Pull each line containing "icon" out of the listing below.

━━━━━ Exercise input ━━━━━

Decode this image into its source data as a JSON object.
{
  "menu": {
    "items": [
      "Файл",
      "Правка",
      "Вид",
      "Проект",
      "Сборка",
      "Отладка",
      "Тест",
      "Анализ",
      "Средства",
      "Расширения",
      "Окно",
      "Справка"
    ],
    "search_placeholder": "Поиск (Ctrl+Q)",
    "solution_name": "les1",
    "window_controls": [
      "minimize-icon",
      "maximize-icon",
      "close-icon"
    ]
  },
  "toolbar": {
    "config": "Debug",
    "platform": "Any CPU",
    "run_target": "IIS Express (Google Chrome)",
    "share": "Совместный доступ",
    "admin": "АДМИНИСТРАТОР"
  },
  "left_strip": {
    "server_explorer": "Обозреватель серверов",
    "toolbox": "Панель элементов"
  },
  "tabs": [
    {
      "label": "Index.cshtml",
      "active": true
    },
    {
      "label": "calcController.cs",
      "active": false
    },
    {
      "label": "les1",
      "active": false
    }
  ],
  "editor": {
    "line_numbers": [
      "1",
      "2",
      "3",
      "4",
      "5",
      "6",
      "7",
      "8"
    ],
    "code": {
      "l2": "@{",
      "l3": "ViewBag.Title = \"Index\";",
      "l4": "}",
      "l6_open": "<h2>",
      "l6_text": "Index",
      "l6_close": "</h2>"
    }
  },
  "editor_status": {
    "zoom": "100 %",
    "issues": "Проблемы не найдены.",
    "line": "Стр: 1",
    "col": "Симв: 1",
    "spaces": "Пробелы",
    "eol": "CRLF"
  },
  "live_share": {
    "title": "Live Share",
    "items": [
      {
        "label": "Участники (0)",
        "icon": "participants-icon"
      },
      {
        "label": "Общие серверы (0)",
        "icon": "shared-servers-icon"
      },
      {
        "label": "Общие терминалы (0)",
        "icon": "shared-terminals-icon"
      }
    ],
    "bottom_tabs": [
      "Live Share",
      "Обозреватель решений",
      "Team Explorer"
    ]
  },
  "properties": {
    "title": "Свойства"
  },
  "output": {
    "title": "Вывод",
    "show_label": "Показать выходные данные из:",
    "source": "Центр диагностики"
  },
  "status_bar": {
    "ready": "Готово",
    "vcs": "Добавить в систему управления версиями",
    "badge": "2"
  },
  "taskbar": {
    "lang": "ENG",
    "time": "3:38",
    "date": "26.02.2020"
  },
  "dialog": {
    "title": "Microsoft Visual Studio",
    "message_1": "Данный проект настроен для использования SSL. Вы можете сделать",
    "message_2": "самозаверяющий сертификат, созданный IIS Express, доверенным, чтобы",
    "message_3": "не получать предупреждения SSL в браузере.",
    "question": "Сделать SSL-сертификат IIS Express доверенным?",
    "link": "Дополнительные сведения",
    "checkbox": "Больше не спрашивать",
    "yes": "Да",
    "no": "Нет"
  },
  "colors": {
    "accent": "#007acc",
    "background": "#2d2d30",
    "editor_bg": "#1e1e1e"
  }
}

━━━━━

#### Response to this task:
      "minimize-icon",
      "maximize-icon",
      "close-icon"
        "icon": "participants-icon"
        "icon": "shared-servers-icon"
        "icon": "shared-terminals-icon"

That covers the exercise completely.